July 19, 2024

Global Food Trade Impact on Diets and Health

A recent study published in the journal Nature Food has shed light on the health implications of international food trade. The researchers analyzed trade data from 2019 to determine the positive and negative effects on dietary risks and diet-related mortality globally.

Food trade plays a significant role in shaping diets, with around 20-25% of food for human consumption being traded internationally. This trade increases food variety and can enhance nutritional security and environmental resource use. However, it is also associated with environmental pollution outsourcing and potential health risks, such as rising obesity. Previous studies on trade and health have mainly focused on correlating health markers with trade liberalization or assessing calorie and nutrient distribution. More research is needed to understand the complex relationships between international food trade and dietary health, considering both the environmental and health implications of traded foods.

To examine the impact of food trade on health, the researchers utilized bilateral trade data from the Food and Agriculture Organization of the United Nations (FAO). This data includes all food and agricultural products traded annually and undergoes rigorous processing to ensure accuracy. The study aggregated food items into categories essential for health evaluations, including vegetables, fruits, legumes, nuts, and red meat.

The researchers conducted a comparative risk assessment to evaluate the health impact of food commodities trade, specifically considering dietary risks related to diseases such as coronary heart disease, stroke, and diabetes. The study adjusted risk evaluations for age attenuation and incorporated an uncertainty analysis to provide mortality estimates influenced by trade.

In 2019, over 190 million tonnes of foods associated with dietary risks were traded internationally, accounting for 3-12% of their production. This included legumes, fruits, vegetables, red meat, and nuts. The Americas, Asia, and Europe were the major trading regions, with countries like Brazil, Argentina, China, and Germany as significant exporters.

Food imports played a crucial role in fulfilling national food availability, contributing an average of 3-31 grams per person daily, which amounted to 5-21% of demand. The contribution of imports to per-person food demand varied based on the specific food category and region. Europe heavily relied on imports, especially for fruits, vegetables, and legumes, while Africa had relatively low import dependency.

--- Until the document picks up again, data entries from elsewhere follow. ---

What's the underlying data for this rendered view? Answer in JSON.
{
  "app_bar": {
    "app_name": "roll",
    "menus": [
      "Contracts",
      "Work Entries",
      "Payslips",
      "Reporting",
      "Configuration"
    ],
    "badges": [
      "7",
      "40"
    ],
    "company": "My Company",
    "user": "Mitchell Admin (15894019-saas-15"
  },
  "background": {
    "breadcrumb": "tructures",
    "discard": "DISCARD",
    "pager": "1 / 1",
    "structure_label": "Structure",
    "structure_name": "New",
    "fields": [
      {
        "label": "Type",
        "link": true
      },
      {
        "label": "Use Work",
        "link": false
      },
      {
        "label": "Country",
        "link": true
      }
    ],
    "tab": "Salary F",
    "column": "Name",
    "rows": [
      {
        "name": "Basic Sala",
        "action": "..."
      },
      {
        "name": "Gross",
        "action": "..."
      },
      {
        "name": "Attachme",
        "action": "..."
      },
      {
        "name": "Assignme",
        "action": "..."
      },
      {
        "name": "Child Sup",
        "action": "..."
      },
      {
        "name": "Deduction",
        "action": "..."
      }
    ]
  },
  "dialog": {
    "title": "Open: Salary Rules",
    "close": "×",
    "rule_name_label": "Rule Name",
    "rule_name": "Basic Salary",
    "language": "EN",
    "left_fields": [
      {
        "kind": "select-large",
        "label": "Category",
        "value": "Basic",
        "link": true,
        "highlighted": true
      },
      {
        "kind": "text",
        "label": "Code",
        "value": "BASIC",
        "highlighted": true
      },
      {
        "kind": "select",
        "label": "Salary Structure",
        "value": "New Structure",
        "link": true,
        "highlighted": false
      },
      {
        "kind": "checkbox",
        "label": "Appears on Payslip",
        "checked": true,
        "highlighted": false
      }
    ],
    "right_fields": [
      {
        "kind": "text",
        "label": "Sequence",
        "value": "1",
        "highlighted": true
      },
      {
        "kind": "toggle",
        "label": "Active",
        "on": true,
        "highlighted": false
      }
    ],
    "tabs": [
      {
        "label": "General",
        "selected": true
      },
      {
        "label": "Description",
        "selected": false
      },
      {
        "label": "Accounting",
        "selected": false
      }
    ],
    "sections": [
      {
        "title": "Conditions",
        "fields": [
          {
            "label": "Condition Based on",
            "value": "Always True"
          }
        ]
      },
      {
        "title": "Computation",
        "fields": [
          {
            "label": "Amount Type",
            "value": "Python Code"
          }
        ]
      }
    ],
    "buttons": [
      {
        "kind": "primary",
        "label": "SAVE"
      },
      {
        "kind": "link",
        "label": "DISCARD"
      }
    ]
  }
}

The analysis revealed a net decrease in diet-related fatality of 1.2 million deaths when trade-related contributions to food intake and food waste were considered. The reductions in mortality were primarily attributed to increased consumption of traded fruits, vegetables, nuts, and legumes. However, the study also found that increased intake of traded red meat was associated with a rise in diet-related mortality.

On a regional scale, Europe, Asia, and the Americas experienced significant reductions in mortality due to food imports, particularly from intra-regional trade. The Americas emerged as the top contributor in reducing mortality, followed by Asia and Europe. Out of 153 importing countries, 152 experienced health benefits from imports of health-sensitive foods, with the United States, Russia, Germany, China, and the United Kingdom being the key beneficiaries. Only Papua New Guinea saw a net increase in diet-related deaths, primarily due to excessive red meat imports.

On the exporting side, 90% of the 181 countries exporting health-sensitive foods contributed to a decline in diet-related mortality, while 10% had a negative impact. China emerged as the top contributor to reducing mortality through exports, driven by vegetables and nuts. Other significant contributors included the United Nations, Brazil, Spain, and Turkey. However, a few countries such as Germany, Denmark, and Ireland were identified as contributing to net increases in mortality due to their substantial exports of red meat.

In conclusion, global food trade has both positive and negative implications for dietary health. While it increases food variety and nutritional security, it also raises concerns about the impact of traded foods on health. The study highlights the need for further research to understand the complexities of international food trade and develop strategies to promote healthy diets on a global scale.

Note:
1. Source: Coherent Market Insights, Public sources, Desk research
2. We have leveraged AI tools to mine information and compile it